It seems we are always on the cutting edge of what’s hot at History Garage. We were just talking about flying cars the other day, in Here Are 6 Flying Cars That Really Happened, and now the future is finally here.
This is no drone conversion, no helicopter with wheels. It’s a car that flys, like superhero style, and it will be available for pre-order in a matter of months.
The company behind this flying whip, AeroMobil, is a Slovakian engineering firm. We will get a live look at the car before April is out as Aeromobile intends to show the car at the supercar show, Top Marques Monaco.
This is finally it. The future is here!
Previous Flying Cars
The closest thing we have to this in history was the Convair Model 116 and the AVE Mizar. They were both flying cars in the sense of a drivable car that had wings, but both of those systems were clunky.

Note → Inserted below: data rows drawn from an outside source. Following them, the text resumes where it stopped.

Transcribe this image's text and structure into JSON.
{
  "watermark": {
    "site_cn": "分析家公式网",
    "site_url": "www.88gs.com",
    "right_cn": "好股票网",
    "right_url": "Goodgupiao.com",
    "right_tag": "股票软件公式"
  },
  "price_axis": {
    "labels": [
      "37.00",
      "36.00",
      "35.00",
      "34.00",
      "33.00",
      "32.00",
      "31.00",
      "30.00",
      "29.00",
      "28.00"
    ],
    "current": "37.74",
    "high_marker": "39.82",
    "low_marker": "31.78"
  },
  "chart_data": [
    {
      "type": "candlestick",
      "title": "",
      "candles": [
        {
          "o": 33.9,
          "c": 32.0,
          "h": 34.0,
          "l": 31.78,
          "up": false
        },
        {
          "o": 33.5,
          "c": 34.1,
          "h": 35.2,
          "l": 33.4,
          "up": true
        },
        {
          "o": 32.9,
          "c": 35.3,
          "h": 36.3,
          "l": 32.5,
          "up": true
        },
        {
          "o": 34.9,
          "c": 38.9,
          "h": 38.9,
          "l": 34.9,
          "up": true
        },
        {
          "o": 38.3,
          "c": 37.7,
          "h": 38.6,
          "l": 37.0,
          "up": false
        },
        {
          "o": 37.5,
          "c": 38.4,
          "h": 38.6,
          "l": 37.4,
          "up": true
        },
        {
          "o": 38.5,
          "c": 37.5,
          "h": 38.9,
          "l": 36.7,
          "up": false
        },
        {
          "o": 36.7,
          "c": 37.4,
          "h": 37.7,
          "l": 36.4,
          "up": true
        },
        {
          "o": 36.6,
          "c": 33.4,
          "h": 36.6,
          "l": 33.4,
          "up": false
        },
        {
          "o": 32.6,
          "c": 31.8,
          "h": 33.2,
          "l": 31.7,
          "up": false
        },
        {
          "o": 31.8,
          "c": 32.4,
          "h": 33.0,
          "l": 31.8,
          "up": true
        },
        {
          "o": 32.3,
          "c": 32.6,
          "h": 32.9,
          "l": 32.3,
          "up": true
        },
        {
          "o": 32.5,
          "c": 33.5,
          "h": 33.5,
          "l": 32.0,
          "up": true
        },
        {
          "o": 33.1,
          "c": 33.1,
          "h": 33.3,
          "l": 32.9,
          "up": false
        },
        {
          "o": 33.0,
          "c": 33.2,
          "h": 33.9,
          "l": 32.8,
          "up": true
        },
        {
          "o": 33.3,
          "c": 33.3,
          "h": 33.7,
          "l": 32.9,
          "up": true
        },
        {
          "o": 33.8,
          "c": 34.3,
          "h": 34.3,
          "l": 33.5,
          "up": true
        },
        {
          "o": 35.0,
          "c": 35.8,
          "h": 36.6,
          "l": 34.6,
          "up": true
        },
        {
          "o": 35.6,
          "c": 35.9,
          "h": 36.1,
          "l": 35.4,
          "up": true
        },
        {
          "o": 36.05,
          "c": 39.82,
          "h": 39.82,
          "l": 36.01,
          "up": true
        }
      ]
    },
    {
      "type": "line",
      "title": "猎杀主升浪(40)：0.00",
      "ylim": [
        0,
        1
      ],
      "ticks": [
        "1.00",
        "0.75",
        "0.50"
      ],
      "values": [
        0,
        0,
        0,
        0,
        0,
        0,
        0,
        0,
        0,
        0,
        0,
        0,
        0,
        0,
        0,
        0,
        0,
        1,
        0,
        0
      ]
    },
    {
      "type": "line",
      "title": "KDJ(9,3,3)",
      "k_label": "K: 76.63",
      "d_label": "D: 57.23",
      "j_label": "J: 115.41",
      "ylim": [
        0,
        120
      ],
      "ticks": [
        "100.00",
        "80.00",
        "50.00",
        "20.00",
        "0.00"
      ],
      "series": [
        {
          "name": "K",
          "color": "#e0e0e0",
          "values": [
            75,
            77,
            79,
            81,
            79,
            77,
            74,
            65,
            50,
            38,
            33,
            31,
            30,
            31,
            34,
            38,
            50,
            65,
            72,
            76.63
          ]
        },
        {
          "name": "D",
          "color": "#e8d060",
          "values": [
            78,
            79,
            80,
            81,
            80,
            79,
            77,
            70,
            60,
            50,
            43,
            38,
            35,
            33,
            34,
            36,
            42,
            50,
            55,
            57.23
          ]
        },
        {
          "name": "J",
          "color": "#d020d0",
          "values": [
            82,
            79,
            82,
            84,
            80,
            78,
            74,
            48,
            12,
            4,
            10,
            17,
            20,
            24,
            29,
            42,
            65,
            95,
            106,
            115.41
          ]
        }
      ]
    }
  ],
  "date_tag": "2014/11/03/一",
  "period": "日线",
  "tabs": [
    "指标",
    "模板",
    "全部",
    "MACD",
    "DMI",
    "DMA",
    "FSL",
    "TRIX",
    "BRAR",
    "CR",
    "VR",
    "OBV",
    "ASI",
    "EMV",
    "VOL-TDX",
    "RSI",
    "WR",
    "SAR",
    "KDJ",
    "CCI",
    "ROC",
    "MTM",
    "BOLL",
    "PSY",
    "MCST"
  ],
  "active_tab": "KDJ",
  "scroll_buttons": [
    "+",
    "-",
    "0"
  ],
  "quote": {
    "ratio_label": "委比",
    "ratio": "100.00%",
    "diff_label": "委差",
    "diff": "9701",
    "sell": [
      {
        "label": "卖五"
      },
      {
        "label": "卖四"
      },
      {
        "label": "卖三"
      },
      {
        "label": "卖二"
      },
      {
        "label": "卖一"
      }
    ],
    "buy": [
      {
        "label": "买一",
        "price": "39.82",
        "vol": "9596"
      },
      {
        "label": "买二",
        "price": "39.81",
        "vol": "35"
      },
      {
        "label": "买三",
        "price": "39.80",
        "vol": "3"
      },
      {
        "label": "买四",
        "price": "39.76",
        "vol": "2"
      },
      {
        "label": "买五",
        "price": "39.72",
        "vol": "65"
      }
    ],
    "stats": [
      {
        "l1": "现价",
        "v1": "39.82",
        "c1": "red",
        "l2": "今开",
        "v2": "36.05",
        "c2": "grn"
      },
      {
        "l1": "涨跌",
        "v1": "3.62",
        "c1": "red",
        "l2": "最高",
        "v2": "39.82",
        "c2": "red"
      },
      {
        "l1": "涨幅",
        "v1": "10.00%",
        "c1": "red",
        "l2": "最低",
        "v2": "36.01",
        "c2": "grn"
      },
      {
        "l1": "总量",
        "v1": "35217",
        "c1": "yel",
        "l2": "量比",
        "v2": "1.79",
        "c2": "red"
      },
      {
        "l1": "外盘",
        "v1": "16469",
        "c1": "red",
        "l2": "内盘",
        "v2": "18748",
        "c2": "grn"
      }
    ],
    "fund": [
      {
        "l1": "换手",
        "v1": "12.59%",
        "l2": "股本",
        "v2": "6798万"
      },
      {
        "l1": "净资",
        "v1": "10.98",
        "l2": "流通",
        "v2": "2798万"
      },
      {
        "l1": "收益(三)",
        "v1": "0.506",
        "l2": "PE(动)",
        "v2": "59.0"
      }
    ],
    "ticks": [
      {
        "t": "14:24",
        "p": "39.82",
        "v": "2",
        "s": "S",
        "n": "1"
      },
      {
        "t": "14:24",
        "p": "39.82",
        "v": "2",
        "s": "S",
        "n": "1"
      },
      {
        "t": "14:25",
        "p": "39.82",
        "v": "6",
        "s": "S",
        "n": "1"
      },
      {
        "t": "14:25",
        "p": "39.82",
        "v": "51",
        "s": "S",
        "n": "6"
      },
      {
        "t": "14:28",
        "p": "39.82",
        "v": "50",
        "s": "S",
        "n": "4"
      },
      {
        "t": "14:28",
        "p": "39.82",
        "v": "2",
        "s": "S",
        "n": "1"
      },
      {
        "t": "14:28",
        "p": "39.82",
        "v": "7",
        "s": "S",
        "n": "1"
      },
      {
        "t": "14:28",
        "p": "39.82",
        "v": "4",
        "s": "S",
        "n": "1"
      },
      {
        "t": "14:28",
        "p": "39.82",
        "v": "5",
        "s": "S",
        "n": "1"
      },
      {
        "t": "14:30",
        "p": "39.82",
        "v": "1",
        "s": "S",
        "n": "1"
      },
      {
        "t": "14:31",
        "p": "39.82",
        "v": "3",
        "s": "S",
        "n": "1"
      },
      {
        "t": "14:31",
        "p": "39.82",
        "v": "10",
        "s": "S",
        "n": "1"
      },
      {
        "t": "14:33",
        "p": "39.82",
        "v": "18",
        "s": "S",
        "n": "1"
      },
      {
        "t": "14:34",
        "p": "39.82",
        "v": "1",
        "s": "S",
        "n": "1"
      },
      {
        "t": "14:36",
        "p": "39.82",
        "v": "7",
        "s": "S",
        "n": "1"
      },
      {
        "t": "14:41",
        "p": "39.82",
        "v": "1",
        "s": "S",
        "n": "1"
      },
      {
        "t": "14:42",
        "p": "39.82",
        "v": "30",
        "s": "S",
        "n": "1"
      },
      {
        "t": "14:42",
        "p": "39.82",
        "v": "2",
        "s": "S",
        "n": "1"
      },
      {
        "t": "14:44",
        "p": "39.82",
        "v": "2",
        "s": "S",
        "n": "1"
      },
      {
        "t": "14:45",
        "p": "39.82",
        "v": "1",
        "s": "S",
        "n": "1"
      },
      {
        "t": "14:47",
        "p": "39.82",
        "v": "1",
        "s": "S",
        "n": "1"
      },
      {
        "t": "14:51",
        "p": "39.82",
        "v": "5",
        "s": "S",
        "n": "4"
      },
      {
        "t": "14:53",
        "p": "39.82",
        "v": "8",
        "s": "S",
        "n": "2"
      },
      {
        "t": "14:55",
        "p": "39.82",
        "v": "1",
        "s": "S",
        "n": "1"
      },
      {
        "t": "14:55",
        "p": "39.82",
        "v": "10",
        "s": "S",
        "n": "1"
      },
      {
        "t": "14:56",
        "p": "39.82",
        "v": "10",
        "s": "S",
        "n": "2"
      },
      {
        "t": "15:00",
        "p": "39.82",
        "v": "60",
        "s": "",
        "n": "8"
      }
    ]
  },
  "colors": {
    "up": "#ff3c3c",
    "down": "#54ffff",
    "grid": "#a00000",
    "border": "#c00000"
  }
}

The wings of those examples did not fold for driving, but with the Ave Mizar, one could have stored them in a hangar. Of course, neither was produced.
They were more like crummy airplanes, with crummy cars hanging from their bellies. The operator would be as unhappy in flight as he was on the ground.
The Terrafugia Transition came out in 2009, but we’ve yet to see a production version of this one despite several prototypes. It seems AeroMobile may have beaten the Terrafugia team to the fold-up wings idea.
Aeromobile founded in 1990, which means this has been a long time coming.
The first time we saw the Aeromobile design was 2014, only a concept back then. After designing and testing their flying prototype for three years, Aeromobile recently raised $3.2-million to produce them for sale.
“The new investment will enable the company to develop and showcase a physical model,” Juraj Vaculík, AeroMobil’s co-founder, and CEO Juraj Vaculik said in a statement. “It will be very close to the final product that will be used in series production.”
Aeromobile believes their production version will be very much like the latest prototype.
A spokesperson for the company recently said, “AeroMobil aims to make personal transportation vastly more efficient and environmentally friendly by allowing significantly faster door-to-door travel for medium distance trips and in areas with limited or missing road infrastructure.”
They failed to mention what all this efficiency would cost the buyer. Ahem.
To go from plane to car, the wings of the flying car rotate back, something like insect wings. This design keeps them from inhibiting where the car can go, adding no height or weird wind resistance to the ride.
From the concept images, it seems to fit at least two adults. The engine is a hybrid, which makes it a double-hybrid by my math. The car that flies can run gas or electricity.
Depending on who you ask, this qualifies it as a green vehicle, but I suspect the waste from fuel cell manufacturing and disposal isn’t so green. Now, if it were solar and ran on algae, we’d be talking.
What separates Aeromobile’s design from the pack is that it compromises little. It doesn’t only meet compliances for both categories of vehicle, it flies well, and it drives like a champ.
One will need both licenses to operate the new machine, driving, and flying.
Expect only the super wealthy to own these at first. No doubt such a car would have the ability to land on any open stretch of straight road, but what would be the legalities of such a landing?
Probably in the not-legal category. That said, for the doomsday believer, it would offer some kind of comfort to know you could fly away with a short track of the road.
This was the 3.0 concept video:
Source: Live Science,